+++ SOURCE INFORMATION
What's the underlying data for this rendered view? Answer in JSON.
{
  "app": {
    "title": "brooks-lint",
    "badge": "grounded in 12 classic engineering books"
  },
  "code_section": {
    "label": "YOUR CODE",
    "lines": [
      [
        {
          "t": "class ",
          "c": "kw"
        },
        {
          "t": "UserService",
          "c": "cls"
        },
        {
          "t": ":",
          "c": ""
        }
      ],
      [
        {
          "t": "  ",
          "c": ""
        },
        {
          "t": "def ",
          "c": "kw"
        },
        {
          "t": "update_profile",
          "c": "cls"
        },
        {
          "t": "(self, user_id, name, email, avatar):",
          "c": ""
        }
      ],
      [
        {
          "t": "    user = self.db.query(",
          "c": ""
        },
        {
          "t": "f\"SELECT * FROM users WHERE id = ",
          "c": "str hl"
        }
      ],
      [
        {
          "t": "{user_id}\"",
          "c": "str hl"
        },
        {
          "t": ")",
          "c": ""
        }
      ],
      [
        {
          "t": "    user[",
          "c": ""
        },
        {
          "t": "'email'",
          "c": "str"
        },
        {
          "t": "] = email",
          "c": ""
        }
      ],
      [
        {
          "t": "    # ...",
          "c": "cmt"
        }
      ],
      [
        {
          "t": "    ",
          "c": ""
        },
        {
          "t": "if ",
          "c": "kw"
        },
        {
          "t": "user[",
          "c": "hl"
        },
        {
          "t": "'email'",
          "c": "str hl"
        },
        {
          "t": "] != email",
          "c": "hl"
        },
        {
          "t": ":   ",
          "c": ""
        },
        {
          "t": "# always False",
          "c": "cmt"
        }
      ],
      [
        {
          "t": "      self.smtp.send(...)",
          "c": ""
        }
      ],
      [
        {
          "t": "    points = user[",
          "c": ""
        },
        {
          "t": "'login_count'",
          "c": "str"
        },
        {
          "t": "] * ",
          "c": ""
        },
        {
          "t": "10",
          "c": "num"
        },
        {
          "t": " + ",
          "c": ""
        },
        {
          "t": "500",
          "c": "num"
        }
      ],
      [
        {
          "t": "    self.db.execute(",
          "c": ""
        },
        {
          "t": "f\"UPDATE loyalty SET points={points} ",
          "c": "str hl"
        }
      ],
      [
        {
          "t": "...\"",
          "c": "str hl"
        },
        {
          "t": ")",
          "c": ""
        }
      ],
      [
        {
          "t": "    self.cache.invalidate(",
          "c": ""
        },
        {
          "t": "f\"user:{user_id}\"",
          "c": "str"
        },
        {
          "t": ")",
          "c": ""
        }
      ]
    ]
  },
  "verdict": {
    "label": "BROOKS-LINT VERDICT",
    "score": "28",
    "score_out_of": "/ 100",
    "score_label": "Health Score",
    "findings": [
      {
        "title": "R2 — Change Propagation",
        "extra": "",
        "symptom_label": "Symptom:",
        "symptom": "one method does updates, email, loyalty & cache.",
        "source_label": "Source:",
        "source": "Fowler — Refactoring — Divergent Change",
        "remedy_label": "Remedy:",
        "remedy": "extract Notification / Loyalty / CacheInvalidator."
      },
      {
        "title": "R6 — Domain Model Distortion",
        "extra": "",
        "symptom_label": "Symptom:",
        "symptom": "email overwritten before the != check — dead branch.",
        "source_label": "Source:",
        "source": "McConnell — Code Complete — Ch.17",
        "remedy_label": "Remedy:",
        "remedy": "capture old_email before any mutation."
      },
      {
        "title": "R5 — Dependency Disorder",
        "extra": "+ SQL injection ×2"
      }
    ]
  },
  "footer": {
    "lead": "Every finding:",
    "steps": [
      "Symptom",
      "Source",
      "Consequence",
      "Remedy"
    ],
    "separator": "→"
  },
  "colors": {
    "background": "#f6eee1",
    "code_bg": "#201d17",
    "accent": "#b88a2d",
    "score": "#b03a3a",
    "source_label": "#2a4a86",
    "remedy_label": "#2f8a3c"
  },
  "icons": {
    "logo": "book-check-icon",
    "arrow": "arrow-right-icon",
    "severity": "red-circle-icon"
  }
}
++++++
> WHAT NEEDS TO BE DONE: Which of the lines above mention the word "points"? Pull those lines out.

> THE ANSWER:
          "t": "    points = user[",
          "t": "f\"UPDATE loyalty SET points={points} ",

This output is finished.